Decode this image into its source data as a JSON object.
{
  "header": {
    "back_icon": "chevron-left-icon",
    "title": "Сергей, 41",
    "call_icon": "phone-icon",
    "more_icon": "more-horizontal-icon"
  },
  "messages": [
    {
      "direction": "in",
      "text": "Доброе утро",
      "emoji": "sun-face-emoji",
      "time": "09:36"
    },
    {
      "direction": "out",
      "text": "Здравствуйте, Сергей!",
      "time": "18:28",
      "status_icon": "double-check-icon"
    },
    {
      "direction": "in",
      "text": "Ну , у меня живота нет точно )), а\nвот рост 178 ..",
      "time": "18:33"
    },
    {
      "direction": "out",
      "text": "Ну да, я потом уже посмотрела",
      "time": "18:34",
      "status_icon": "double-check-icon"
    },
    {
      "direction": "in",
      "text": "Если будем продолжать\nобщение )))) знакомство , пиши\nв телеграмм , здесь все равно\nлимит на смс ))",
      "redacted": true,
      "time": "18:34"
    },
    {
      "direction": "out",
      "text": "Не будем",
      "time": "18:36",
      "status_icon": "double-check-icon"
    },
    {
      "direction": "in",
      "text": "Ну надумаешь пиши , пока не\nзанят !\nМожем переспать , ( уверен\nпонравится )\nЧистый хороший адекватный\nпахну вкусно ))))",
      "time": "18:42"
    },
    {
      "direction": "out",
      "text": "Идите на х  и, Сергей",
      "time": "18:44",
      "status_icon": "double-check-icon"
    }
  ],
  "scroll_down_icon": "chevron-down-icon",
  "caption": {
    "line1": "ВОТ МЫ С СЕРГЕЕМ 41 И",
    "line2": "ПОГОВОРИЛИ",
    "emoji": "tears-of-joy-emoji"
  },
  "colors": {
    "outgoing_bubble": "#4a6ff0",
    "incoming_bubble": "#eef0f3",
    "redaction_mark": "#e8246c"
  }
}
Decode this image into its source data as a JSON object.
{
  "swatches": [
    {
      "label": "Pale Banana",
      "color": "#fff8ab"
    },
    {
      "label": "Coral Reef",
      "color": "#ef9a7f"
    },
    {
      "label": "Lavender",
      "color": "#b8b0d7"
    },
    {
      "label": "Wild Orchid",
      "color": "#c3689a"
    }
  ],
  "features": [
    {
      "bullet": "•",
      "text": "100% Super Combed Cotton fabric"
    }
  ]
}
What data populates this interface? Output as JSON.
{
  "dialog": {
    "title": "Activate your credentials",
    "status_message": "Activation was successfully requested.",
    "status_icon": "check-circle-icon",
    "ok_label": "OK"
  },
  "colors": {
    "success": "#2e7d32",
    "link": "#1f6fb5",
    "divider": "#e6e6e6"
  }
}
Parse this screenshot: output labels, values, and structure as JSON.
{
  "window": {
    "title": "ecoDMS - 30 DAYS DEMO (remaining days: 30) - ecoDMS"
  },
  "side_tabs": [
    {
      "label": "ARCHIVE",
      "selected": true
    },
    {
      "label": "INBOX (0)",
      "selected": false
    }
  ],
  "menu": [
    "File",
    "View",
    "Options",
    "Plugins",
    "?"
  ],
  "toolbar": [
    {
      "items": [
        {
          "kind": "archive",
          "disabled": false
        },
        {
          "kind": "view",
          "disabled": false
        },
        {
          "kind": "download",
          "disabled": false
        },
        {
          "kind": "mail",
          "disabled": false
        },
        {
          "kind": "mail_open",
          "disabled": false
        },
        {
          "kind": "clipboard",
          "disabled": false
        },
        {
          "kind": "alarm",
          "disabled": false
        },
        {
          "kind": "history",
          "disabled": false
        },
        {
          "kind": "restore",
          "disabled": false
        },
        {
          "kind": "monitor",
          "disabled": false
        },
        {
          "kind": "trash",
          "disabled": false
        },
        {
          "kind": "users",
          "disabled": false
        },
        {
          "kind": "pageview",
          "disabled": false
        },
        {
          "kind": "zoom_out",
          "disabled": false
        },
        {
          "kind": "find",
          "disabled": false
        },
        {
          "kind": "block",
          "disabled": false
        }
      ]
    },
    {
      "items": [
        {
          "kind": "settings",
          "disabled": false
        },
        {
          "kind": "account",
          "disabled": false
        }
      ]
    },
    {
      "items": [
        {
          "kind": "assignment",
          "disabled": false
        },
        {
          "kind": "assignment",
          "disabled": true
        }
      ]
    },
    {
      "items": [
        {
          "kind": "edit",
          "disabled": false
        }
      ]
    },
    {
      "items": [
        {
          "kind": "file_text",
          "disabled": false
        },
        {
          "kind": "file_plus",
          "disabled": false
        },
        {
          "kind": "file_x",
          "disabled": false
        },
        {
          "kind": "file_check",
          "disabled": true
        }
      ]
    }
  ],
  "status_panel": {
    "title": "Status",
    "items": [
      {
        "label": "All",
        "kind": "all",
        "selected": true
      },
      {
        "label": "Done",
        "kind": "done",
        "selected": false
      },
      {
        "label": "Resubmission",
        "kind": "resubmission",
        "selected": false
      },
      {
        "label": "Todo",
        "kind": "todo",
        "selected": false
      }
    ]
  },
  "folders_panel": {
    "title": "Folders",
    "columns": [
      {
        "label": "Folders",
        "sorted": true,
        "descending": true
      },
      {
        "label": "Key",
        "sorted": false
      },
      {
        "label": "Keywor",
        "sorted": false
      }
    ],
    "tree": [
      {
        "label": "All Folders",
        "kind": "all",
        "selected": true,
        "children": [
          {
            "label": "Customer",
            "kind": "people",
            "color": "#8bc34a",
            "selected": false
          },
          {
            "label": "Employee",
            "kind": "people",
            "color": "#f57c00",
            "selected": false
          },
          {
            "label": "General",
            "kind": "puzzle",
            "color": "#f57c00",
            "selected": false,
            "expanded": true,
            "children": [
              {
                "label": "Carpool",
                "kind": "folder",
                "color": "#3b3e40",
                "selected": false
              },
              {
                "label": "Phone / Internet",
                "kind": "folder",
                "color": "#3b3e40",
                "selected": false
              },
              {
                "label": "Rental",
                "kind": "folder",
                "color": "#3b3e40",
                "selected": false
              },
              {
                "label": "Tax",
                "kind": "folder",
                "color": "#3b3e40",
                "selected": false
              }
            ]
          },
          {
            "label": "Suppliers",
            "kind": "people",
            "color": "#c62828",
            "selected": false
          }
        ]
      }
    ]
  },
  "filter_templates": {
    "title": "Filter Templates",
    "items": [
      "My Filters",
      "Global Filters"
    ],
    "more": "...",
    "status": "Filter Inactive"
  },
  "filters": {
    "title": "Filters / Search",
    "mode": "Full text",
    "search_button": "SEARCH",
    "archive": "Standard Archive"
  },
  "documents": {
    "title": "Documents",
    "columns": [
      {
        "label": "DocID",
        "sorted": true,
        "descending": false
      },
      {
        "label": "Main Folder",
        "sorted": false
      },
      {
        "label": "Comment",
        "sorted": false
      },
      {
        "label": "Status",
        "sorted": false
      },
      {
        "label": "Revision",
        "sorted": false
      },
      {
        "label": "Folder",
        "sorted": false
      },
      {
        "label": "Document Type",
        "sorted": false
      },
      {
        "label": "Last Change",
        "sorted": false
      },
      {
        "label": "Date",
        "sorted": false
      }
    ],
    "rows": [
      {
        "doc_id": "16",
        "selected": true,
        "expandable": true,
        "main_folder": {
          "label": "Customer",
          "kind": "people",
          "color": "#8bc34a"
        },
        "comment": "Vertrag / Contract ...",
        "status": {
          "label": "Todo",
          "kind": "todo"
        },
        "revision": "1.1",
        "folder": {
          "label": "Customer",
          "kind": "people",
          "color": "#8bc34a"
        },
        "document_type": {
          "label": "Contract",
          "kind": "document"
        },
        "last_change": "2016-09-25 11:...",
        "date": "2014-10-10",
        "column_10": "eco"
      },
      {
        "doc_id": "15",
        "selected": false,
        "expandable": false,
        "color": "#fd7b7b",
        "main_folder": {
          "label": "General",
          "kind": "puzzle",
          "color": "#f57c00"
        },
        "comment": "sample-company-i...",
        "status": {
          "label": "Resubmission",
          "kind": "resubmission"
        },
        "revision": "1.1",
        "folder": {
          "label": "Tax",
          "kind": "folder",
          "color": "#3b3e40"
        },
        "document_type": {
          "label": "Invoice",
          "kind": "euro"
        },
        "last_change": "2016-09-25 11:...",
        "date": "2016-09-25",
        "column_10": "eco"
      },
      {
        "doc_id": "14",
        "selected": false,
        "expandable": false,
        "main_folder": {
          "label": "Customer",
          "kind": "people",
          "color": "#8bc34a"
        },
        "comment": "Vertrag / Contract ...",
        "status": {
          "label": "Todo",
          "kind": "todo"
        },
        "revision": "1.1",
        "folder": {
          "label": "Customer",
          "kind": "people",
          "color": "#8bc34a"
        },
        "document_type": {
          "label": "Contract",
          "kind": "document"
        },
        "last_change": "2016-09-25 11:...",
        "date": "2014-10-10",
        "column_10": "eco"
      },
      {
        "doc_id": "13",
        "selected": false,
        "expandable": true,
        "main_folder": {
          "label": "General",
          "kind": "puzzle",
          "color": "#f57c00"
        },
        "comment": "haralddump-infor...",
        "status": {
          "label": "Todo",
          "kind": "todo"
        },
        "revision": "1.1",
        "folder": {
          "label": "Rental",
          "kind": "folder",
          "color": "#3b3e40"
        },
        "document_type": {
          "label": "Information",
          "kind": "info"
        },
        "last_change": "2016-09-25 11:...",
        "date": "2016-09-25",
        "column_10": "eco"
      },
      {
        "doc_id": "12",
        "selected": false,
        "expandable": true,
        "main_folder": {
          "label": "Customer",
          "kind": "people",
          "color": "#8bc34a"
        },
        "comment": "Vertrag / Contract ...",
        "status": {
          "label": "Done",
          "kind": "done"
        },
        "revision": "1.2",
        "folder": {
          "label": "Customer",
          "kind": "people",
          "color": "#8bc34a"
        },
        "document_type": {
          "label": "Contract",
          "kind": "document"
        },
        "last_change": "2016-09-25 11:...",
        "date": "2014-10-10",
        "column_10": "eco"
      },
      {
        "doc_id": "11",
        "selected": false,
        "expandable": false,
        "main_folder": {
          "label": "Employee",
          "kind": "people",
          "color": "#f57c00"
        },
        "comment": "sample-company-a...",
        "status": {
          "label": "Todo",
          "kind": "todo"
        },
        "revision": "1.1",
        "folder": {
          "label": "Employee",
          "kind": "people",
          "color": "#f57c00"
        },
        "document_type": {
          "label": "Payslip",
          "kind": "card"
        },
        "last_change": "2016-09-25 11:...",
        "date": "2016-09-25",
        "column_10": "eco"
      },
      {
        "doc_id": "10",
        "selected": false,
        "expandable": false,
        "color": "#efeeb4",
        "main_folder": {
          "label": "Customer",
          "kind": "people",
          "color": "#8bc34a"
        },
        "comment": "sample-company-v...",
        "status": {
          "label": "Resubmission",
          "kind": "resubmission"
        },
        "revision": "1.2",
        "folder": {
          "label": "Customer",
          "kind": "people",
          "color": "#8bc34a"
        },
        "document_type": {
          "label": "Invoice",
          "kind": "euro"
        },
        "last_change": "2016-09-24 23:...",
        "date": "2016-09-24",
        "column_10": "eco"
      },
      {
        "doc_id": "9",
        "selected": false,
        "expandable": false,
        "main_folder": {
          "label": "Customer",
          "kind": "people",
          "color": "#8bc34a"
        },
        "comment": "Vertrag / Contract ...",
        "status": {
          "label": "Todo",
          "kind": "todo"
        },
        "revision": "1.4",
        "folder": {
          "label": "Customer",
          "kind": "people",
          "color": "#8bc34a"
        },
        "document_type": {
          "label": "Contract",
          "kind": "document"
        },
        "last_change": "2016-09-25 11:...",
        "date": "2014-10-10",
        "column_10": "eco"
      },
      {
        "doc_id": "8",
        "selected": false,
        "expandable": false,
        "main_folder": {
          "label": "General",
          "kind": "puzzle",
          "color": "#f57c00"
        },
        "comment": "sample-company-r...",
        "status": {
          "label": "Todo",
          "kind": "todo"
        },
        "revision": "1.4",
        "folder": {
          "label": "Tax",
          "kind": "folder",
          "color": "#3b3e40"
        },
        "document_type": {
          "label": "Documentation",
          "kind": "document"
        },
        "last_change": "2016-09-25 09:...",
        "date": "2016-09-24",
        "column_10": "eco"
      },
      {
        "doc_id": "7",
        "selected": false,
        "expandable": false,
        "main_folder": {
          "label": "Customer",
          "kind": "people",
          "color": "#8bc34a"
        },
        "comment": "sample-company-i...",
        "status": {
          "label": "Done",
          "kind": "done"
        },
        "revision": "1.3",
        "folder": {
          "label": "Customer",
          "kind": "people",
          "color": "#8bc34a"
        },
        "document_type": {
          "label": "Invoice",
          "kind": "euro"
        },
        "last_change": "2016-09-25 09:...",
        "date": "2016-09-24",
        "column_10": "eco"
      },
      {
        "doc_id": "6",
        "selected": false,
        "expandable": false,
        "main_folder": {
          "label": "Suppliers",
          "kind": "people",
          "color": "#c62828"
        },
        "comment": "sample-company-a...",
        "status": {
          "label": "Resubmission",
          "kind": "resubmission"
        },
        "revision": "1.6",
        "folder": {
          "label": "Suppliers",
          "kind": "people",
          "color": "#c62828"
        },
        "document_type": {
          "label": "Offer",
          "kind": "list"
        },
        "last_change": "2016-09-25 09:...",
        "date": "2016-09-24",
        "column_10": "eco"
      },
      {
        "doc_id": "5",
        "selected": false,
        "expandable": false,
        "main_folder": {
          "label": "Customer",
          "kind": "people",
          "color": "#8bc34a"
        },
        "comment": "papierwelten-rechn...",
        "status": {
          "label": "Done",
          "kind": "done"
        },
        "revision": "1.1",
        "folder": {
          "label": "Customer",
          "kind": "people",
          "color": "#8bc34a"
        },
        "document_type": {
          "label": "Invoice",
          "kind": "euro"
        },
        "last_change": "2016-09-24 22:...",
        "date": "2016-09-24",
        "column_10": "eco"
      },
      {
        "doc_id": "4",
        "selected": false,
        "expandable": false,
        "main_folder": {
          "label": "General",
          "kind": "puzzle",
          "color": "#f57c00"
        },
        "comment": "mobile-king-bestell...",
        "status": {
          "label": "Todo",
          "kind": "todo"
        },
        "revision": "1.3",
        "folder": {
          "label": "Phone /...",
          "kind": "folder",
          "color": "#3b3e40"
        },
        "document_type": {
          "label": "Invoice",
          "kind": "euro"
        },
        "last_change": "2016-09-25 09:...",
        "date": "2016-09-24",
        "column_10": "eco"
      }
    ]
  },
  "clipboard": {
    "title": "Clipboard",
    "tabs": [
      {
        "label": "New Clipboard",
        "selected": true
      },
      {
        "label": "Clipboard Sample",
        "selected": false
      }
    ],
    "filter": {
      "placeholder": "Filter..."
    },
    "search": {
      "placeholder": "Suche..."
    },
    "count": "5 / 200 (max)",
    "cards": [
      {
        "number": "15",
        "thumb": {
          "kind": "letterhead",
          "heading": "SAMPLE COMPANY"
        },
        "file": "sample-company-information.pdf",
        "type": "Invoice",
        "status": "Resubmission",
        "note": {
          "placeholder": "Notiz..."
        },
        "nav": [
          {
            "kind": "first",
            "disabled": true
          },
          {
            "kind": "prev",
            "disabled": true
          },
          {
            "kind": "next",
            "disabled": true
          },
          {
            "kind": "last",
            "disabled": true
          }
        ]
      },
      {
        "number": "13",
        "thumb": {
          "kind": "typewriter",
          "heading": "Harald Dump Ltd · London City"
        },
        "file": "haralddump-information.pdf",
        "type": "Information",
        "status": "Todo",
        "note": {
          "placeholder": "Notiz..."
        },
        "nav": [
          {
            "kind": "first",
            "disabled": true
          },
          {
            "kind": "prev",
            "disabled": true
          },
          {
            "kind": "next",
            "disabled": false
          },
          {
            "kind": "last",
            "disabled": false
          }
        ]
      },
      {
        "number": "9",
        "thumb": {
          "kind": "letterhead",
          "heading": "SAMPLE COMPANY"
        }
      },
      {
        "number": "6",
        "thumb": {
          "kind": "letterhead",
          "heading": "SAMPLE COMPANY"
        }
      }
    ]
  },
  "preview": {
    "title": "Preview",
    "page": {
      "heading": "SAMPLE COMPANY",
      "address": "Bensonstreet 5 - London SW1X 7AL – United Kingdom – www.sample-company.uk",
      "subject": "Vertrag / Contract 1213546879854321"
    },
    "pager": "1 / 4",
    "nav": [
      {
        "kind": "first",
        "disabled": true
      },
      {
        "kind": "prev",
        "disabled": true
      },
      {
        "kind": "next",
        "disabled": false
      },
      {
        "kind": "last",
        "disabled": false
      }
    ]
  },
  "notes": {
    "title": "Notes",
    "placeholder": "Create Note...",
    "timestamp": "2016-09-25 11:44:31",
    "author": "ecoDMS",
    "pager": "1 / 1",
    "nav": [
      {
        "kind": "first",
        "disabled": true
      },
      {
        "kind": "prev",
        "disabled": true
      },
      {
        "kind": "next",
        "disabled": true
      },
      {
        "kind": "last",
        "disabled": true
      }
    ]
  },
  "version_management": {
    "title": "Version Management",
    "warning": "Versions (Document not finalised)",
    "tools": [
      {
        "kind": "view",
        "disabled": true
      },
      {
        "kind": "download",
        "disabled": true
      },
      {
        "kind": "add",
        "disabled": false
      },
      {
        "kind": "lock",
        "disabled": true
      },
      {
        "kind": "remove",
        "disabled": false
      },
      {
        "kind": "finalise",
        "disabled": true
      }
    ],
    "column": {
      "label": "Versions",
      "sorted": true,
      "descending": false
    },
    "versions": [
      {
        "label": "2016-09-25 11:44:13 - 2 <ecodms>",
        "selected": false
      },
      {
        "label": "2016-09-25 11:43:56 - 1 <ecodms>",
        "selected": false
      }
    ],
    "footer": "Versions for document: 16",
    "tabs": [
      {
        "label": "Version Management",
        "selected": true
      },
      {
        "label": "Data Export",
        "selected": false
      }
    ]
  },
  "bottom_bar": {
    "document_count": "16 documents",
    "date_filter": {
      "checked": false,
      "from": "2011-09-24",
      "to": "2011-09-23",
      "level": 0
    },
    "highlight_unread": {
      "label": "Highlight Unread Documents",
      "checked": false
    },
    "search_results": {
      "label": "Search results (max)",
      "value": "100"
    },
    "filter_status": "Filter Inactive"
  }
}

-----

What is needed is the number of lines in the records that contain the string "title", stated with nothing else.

[WRITTEN ANSWER] 12